**Given entries**
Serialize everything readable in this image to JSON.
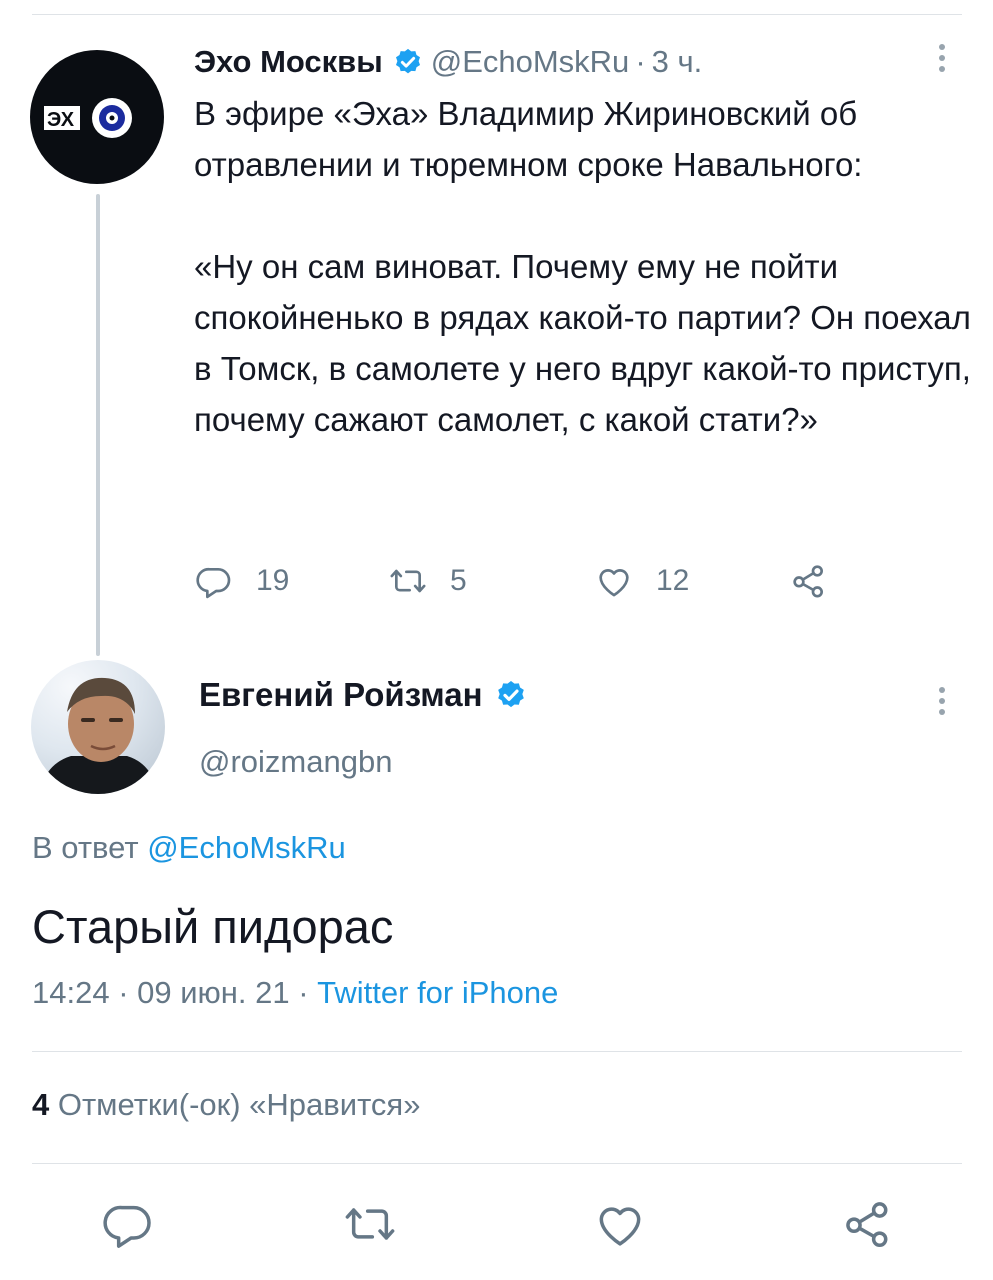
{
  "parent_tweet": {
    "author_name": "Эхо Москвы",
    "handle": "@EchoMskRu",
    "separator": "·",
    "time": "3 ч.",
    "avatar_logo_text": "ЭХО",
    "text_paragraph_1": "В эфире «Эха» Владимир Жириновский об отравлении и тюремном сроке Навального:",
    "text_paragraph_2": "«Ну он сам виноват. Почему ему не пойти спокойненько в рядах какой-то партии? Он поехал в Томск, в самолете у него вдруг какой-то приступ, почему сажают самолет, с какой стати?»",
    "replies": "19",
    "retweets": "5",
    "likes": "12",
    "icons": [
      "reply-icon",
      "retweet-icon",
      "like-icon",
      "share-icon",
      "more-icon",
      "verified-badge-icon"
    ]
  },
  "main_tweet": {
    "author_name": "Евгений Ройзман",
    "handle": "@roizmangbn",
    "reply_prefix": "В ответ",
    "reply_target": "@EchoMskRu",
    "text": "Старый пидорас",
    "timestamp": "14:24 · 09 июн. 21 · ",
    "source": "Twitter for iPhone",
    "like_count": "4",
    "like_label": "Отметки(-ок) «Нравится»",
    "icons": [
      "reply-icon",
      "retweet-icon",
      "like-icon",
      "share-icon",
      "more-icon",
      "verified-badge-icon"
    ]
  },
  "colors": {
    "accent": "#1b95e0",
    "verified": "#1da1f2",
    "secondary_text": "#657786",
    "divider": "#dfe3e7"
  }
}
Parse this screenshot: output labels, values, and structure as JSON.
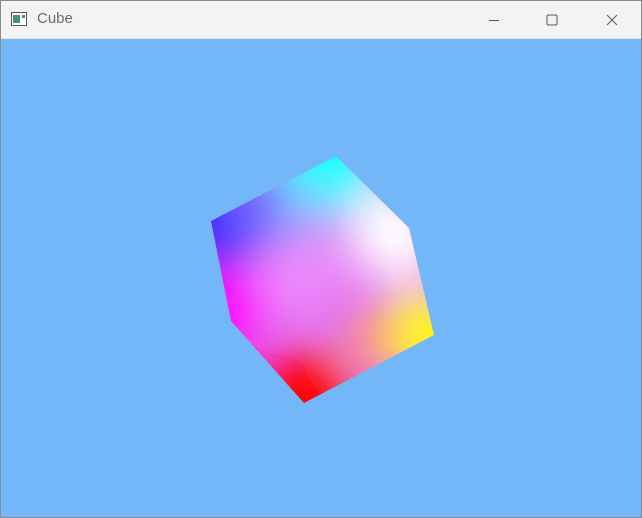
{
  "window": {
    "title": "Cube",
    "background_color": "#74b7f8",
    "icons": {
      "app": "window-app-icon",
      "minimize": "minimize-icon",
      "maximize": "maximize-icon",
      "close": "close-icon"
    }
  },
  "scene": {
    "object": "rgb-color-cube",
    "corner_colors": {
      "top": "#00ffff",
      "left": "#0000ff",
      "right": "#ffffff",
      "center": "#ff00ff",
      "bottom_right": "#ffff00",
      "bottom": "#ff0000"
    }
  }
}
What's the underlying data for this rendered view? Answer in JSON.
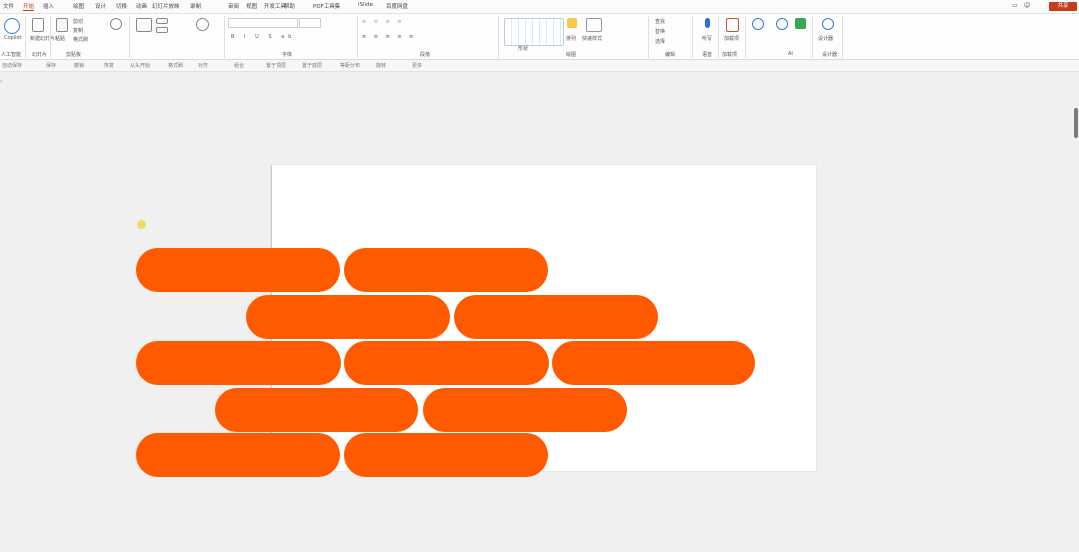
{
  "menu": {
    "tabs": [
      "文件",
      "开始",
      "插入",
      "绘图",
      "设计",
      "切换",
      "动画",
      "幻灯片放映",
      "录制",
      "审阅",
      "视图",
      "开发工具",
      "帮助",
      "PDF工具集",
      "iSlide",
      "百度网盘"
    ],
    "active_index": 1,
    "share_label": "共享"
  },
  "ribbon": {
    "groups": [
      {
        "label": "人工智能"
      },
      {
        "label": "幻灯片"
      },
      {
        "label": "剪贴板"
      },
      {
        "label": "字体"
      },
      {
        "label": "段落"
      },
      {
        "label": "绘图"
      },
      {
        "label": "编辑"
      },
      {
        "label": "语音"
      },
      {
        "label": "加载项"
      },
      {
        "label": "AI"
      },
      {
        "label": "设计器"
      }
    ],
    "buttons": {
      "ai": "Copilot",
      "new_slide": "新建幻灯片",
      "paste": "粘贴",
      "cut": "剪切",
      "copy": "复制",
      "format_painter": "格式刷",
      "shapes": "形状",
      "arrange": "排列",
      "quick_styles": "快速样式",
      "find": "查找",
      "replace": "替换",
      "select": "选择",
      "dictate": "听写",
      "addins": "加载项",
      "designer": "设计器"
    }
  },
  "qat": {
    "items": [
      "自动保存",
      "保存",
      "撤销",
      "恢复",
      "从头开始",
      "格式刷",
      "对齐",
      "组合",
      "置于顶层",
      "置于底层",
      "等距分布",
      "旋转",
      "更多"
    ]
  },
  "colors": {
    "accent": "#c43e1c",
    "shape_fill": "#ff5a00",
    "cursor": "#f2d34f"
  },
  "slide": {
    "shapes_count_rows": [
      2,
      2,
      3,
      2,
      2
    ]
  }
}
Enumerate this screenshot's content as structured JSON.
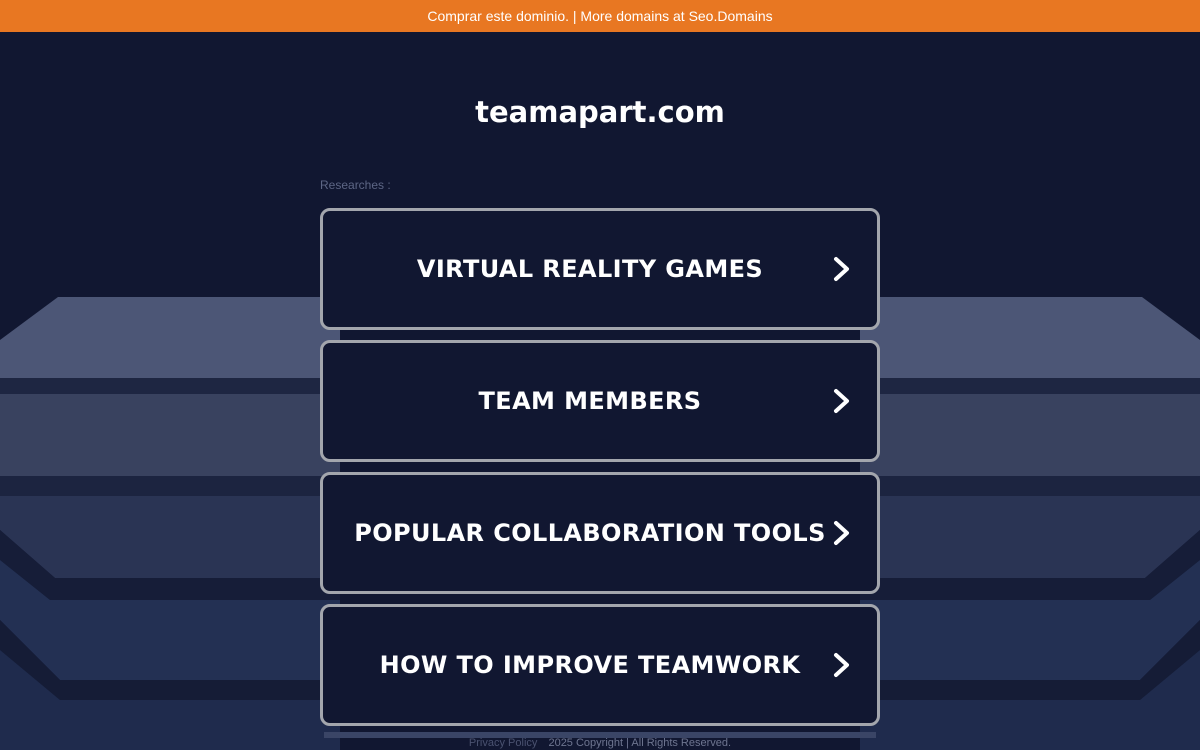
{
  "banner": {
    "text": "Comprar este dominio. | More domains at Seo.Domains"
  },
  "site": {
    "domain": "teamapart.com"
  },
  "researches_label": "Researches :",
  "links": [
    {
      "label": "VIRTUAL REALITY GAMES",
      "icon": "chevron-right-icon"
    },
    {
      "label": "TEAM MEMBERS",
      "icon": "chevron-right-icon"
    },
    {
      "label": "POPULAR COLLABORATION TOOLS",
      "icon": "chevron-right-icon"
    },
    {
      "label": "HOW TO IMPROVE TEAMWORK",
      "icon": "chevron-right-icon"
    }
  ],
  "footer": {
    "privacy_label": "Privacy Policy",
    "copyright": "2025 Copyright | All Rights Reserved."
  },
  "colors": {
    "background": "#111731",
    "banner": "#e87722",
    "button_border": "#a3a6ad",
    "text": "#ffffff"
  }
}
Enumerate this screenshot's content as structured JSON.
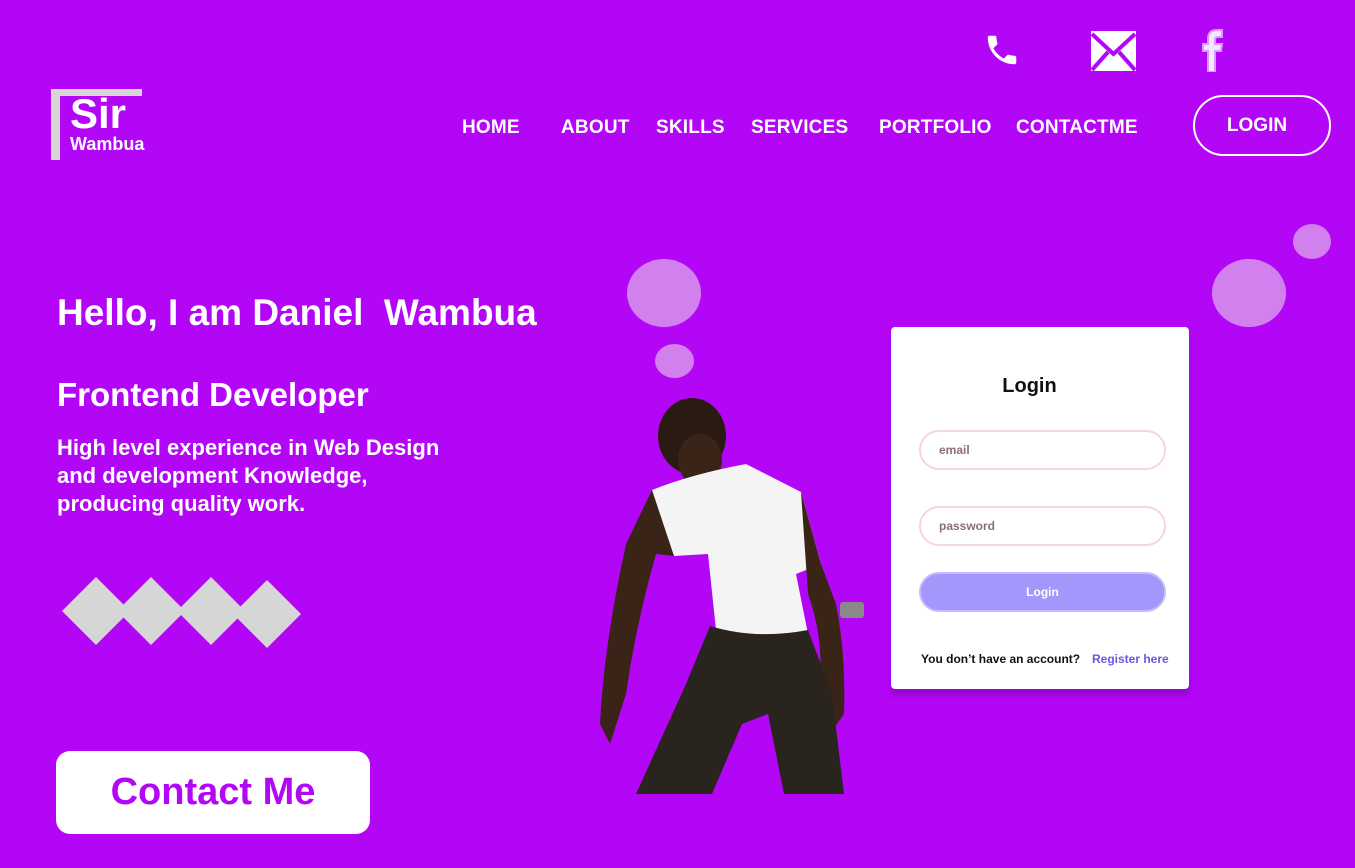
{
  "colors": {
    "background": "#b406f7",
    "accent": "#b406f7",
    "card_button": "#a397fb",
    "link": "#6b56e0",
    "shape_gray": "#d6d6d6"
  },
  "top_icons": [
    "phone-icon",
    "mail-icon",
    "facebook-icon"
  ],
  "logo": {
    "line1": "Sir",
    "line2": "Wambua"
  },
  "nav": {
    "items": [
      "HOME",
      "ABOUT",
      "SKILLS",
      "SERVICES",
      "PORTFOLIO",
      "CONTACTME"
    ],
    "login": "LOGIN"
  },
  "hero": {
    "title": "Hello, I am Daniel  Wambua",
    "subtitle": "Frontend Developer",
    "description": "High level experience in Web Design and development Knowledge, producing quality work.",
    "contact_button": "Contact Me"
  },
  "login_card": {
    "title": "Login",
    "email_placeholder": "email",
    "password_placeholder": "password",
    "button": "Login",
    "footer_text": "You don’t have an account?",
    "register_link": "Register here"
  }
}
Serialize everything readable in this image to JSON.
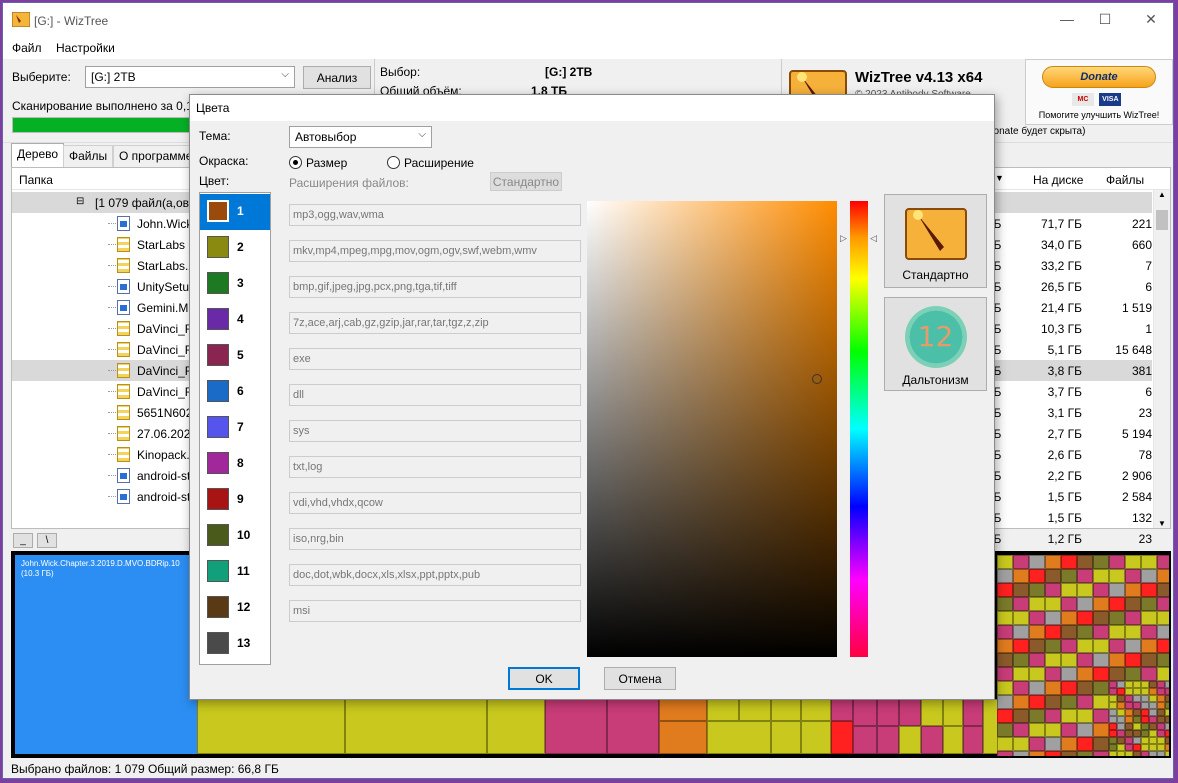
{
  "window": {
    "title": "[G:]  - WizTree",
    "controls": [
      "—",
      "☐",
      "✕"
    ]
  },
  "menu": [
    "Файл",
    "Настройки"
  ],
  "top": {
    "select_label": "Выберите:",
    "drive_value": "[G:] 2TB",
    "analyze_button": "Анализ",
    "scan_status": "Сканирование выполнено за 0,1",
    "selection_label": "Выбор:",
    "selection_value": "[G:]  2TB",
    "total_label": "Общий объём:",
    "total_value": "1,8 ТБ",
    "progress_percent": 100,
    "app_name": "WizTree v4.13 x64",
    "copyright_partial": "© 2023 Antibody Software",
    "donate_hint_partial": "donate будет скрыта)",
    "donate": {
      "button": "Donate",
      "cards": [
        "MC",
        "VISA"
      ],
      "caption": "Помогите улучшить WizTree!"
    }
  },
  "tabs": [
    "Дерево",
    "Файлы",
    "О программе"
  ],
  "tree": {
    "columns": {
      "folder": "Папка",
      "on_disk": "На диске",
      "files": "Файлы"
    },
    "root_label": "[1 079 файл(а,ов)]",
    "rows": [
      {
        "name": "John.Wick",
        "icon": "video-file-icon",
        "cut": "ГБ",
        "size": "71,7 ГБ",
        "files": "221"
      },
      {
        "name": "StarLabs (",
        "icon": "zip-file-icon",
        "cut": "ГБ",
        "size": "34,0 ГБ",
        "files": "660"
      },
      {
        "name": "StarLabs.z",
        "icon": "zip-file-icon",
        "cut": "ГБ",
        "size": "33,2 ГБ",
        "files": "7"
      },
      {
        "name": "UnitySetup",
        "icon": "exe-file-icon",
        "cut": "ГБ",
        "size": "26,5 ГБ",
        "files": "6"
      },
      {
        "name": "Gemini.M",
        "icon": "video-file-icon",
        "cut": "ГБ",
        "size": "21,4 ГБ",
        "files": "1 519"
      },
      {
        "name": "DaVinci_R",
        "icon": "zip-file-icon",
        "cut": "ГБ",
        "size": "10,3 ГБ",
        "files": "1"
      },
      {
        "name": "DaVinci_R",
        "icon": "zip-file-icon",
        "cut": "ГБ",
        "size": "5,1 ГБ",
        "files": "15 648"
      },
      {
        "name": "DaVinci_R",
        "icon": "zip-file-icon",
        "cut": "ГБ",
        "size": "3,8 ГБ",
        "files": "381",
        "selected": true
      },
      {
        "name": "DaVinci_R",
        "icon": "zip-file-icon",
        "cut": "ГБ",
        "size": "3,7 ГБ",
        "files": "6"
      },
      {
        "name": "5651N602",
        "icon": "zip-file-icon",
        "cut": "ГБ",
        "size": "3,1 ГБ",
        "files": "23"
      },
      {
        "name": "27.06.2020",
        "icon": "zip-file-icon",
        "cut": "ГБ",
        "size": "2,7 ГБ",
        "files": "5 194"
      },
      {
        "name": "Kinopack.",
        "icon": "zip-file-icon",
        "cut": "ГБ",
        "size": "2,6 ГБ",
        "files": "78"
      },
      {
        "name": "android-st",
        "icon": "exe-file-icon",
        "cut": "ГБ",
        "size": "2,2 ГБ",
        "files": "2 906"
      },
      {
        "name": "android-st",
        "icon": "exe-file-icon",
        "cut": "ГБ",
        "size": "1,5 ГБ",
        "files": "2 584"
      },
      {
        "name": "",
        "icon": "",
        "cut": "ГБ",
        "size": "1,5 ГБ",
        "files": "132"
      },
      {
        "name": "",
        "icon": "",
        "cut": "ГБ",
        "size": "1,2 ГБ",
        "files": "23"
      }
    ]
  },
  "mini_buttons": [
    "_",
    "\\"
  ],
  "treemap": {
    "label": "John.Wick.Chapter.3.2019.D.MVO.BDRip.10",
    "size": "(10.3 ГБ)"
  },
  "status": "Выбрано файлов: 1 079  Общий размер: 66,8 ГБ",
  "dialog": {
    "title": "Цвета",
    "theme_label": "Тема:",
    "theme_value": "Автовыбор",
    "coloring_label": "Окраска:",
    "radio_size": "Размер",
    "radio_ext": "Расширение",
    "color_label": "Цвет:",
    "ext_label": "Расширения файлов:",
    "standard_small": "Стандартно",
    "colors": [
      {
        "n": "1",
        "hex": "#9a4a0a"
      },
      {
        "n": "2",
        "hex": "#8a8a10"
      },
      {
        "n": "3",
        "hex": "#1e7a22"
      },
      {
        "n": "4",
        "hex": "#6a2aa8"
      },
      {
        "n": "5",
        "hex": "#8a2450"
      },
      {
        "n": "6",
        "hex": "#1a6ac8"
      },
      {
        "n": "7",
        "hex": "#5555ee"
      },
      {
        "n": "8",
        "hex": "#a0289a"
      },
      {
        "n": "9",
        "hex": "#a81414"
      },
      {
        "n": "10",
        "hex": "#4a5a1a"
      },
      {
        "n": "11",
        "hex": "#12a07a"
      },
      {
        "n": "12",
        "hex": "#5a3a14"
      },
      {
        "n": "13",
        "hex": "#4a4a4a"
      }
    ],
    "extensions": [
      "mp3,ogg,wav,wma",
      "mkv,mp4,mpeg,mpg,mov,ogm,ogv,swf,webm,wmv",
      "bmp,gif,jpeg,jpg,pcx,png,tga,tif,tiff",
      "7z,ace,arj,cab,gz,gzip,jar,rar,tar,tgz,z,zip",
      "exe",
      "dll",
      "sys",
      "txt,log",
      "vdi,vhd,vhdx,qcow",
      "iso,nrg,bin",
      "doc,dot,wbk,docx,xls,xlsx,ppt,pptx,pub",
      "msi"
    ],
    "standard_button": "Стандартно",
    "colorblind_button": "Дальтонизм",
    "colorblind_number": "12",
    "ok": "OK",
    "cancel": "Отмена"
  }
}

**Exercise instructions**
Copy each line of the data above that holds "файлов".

**Reply to the exercise**
  "status": "Выбрано файлов: 1 079  Общий размер: 66,8 ГБ",
    "ext_label": "Расширения файлов:",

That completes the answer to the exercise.